Simon Tyers reviews the BBC's change of studio and whether it has made any difference to Match of the Day
Whisper it, for fear of TV columnists suddenly finding themselves surplus to requirements in these financially straitened times, but viewers of highlights shows don't really care about what happens for much of each programme. As long as the action is plentiful and well edited – and the bits in between don't inspire mass acts of seppuku – you can by and large get away with it.
Television doesn't think of itself like that, though. Match of the Day moved into the new Salford Media City complex at the start of October and, my, were the BBC keen to tell us at every given opportunity. An MOTD2 montage paid special tribute to the many years of shows we had never connected with a London broadcast centre. Dan Walker pointed to Television Centre as an example of what was being left behind. Gary Lineker sought to connect the current Manchester Premier League domination with their coming to town.
When Lineker later highlighted Gabriel Agbonlahor's movement off the ball, Mark Lawrenson even suggested this must be down to "the Manchester air". Incidentally, Lawrenson appeared to have misunderstood the rules of Movember. His straggly beard, along with his whitening hair and eye bags, made it look like he had been woken up under a bridge just before 10pm.
All this activity implied that viewers of Match of the Day would be affected by the changes, but it wasn't clear how. After all, the Football League Show is staying put. Presumably they either don't want to let the studio go to waste or want to send the implicit message that this is now the old-fashioned way to broadcast highlights.
Were we expected to imagine that the move was fraught with emotion – that the director general and governors gathered at the exit gate fretfully waving tearstained hankies? Of course not. Apart from some unnecessary graphs, split screens and rotating stadium graphics you would be hard pressed to notice any difference.
Given that Alan Hansen, Alan Shearer and Lawrenson all live in the north, the money saved from moving only one onscreen talent – Lineker – halfway across the country every Saturday might prove to be the best outcome of the relocation. After the licence fee freeze, every little helps.
Is there a reason Lineker sits on the left of the screen in the new studio set-up but Colin Murray sits on the right? Rather than having a comfortable in-the-round sofa to lounge on, Murray now has to perch on what looks like a deluxe office chair, which gives him the unfortunate look of an intern messing around while the boss is out.
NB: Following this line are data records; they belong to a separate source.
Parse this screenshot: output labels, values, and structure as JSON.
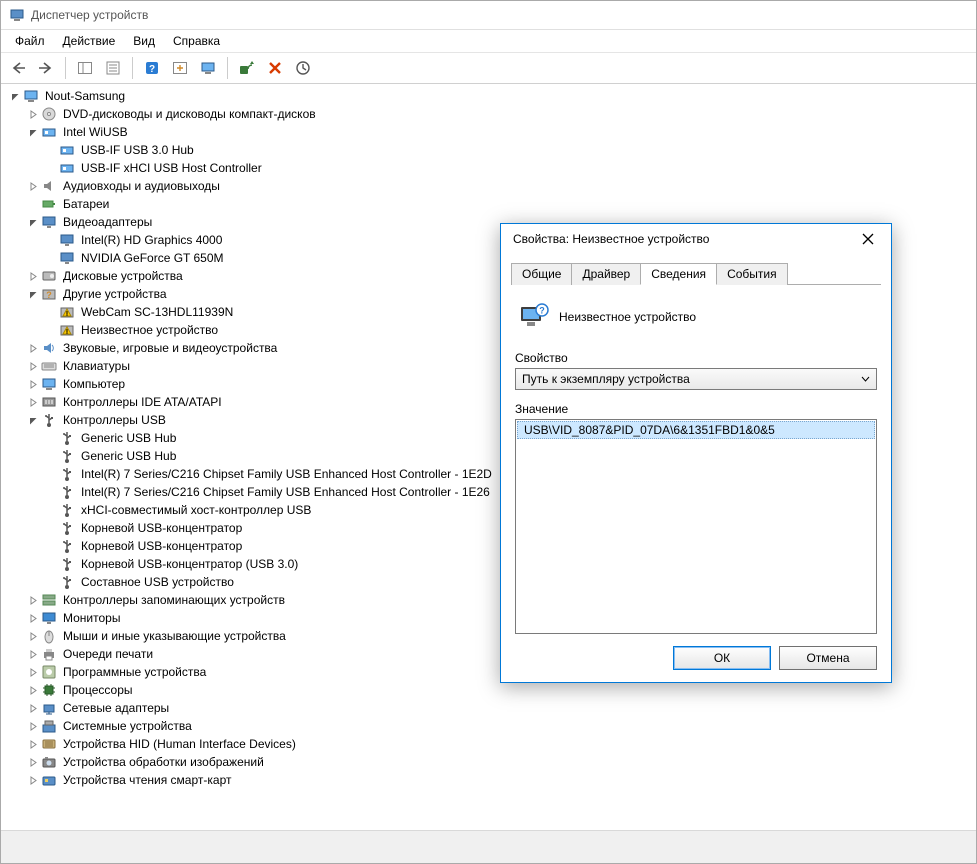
{
  "window": {
    "title": "Диспетчер устройств"
  },
  "menu": {
    "file": "Файл",
    "action": "Действие",
    "view": "Вид",
    "help": "Справка"
  },
  "tree": [
    {
      "depth": 0,
      "tw": "open",
      "icon": "computer",
      "label": "Nout-Samsung"
    },
    {
      "depth": 1,
      "tw": "closed",
      "icon": "disc",
      "label": "DVD-дисководы и дисководы компакт-дисков"
    },
    {
      "depth": 1,
      "tw": "open",
      "icon": "device",
      "label": "Intel WiUSB"
    },
    {
      "depth": 2,
      "tw": "none",
      "icon": "device",
      "label": "USB-IF USB 3.0 Hub"
    },
    {
      "depth": 2,
      "tw": "none",
      "icon": "device",
      "label": "USB-IF xHCI USB Host Controller"
    },
    {
      "depth": 1,
      "tw": "closed",
      "icon": "audio",
      "label": "Аудиовходы и аудиовыходы"
    },
    {
      "depth": 1,
      "tw": "none",
      "icon": "battery",
      "label": "Батареи"
    },
    {
      "depth": 1,
      "tw": "open",
      "icon": "display",
      "label": "Видеоадаптеры"
    },
    {
      "depth": 2,
      "tw": "none",
      "icon": "display",
      "label": "Intel(R) HD Graphics 4000"
    },
    {
      "depth": 2,
      "tw": "none",
      "icon": "display",
      "label": "NVIDIA GeForce GT 650M"
    },
    {
      "depth": 1,
      "tw": "closed",
      "icon": "disk",
      "label": "Дисковые устройства"
    },
    {
      "depth": 1,
      "tw": "open",
      "icon": "unknown",
      "label": "Другие устройства"
    },
    {
      "depth": 2,
      "tw": "none",
      "icon": "warn",
      "label": "WebCam SC-13HDL11939N"
    },
    {
      "depth": 2,
      "tw": "none",
      "icon": "warn",
      "label": "Неизвестное устройство"
    },
    {
      "depth": 1,
      "tw": "closed",
      "icon": "sound",
      "label": "Звуковые, игровые и видеоустройства"
    },
    {
      "depth": 1,
      "tw": "closed",
      "icon": "keyboard",
      "label": "Клавиатуры"
    },
    {
      "depth": 1,
      "tw": "closed",
      "icon": "computer",
      "label": "Компьютер"
    },
    {
      "depth": 1,
      "tw": "closed",
      "icon": "ide",
      "label": "Контроллеры IDE ATA/ATAPI"
    },
    {
      "depth": 1,
      "tw": "open",
      "icon": "usb",
      "label": "Контроллеры USB"
    },
    {
      "depth": 2,
      "tw": "none",
      "icon": "usb",
      "label": "Generic USB Hub"
    },
    {
      "depth": 2,
      "tw": "none",
      "icon": "usb",
      "label": "Generic USB Hub"
    },
    {
      "depth": 2,
      "tw": "none",
      "icon": "usb",
      "label": "Intel(R) 7 Series/C216 Chipset Family USB Enhanced Host Controller - 1E2D"
    },
    {
      "depth": 2,
      "tw": "none",
      "icon": "usb",
      "label": "Intel(R) 7 Series/C216 Chipset Family USB Enhanced Host Controller - 1E26"
    },
    {
      "depth": 2,
      "tw": "none",
      "icon": "usb",
      "label": "xHCI-совместимый хост-контроллер USB"
    },
    {
      "depth": 2,
      "tw": "none",
      "icon": "usb",
      "label": "Корневой USB-концентратор"
    },
    {
      "depth": 2,
      "tw": "none",
      "icon": "usb",
      "label": "Корневой USB-концентратор"
    },
    {
      "depth": 2,
      "tw": "none",
      "icon": "usb",
      "label": "Корневой USB-концентратор (USB 3.0)"
    },
    {
      "depth": 2,
      "tw": "none",
      "icon": "usb",
      "label": "Составное USB устройство"
    },
    {
      "depth": 1,
      "tw": "closed",
      "icon": "storagectl",
      "label": "Контроллеры запоминающих устройств"
    },
    {
      "depth": 1,
      "tw": "closed",
      "icon": "monitor",
      "label": "Мониторы"
    },
    {
      "depth": 1,
      "tw": "closed",
      "icon": "mouse",
      "label": "Мыши и иные указывающие устройства"
    },
    {
      "depth": 1,
      "tw": "closed",
      "icon": "printer",
      "label": "Очереди печати"
    },
    {
      "depth": 1,
      "tw": "closed",
      "icon": "software",
      "label": "Программные устройства"
    },
    {
      "depth": 1,
      "tw": "closed",
      "icon": "cpu",
      "label": "Процессоры"
    },
    {
      "depth": 1,
      "tw": "closed",
      "icon": "network",
      "label": "Сетевые адаптеры"
    },
    {
      "depth": 1,
      "tw": "closed",
      "icon": "system",
      "label": "Системные устройства"
    },
    {
      "depth": 1,
      "tw": "closed",
      "icon": "hid",
      "label": "Устройства HID (Human Interface Devices)"
    },
    {
      "depth": 1,
      "tw": "closed",
      "icon": "imaging",
      "label": "Устройства обработки изображений"
    },
    {
      "depth": 1,
      "tw": "closed",
      "icon": "smartcard",
      "label": "Устройства чтения смарт-карт"
    }
  ],
  "dialog": {
    "title": "Свойства: Неизвестное устройство",
    "tabs": {
      "general": "Общие",
      "driver": "Драйвер",
      "details": "Сведения",
      "events": "События"
    },
    "device_name": "Неизвестное устройство",
    "property_label": "Свойство",
    "property_value": "Путь к экземпляру устройства",
    "value_label": "Значение",
    "value_item": "USB\\VID_8087&PID_07DA\\6&1351FBD1&0&5",
    "ok": "ОК",
    "cancel": "Отмена"
  },
  "icons": {
    "back": "back-arrow-icon",
    "forward": "forward-arrow-icon",
    "detail": "detail-pane-icon",
    "props": "properties-icon",
    "help": "help-icon",
    "refresh": "refresh-icon",
    "monitor2": "monitor-small-icon",
    "scan": "scan-hardware-icon",
    "delete": "delete-icon",
    "update": "update-driver-icon"
  }
}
As the first week up north coincided with Sir Alex's 25th anniversary at Old Trafford, Lee Dixon was put in charge of selecting a representative United XI of the period, which he warned in advance would be "a bit controversial". He said this twice more while running down the team, his keenness seeming to overwhelm some of his immediate thought processes as he called both David Beckham and Ryan Giggs "Mr Manchester United" in the space of ten seconds. The controversies involved picking Nemanja Vidic and – grab the green ink pen for this one – Eric Cantona. Murray might have pulled him up on this had he not been required, once Dixon finished, to bring up a graphic of the show's own compiled second XI, like it mattered.
Everyone has an opinion, but some are too ready to share it before their full attention is fully engaged. Jamie Carragher was ITV's star pundit for England's friendly against Spain, acting as nationalistic backup to Gareth Southgate, whose new position as the station's number-one studio pundit is a handy low benchmark for other guests to aim at. Carragher, it became clear, is one of those who believes the sun has yet to set on the golden generation. Having seen a team-sheet that set out a defensive midfield, then watched a half in which England had clearly been told to sit back, Carragher picked out the crucial flaw in Phil Jones's game – he hadn't got forward enough. Carragher's antidote? "You'd love to see Frank Lampard or Steven Gerrard in that position", both of whom he went on to mention in conjunction three times to get his message cross. As well as revealing that a centre-back isn't as good at attacking as an advanced midfielder, Carragher went some way to proving why the national team never seem to learn.
From WSC 299 January 2012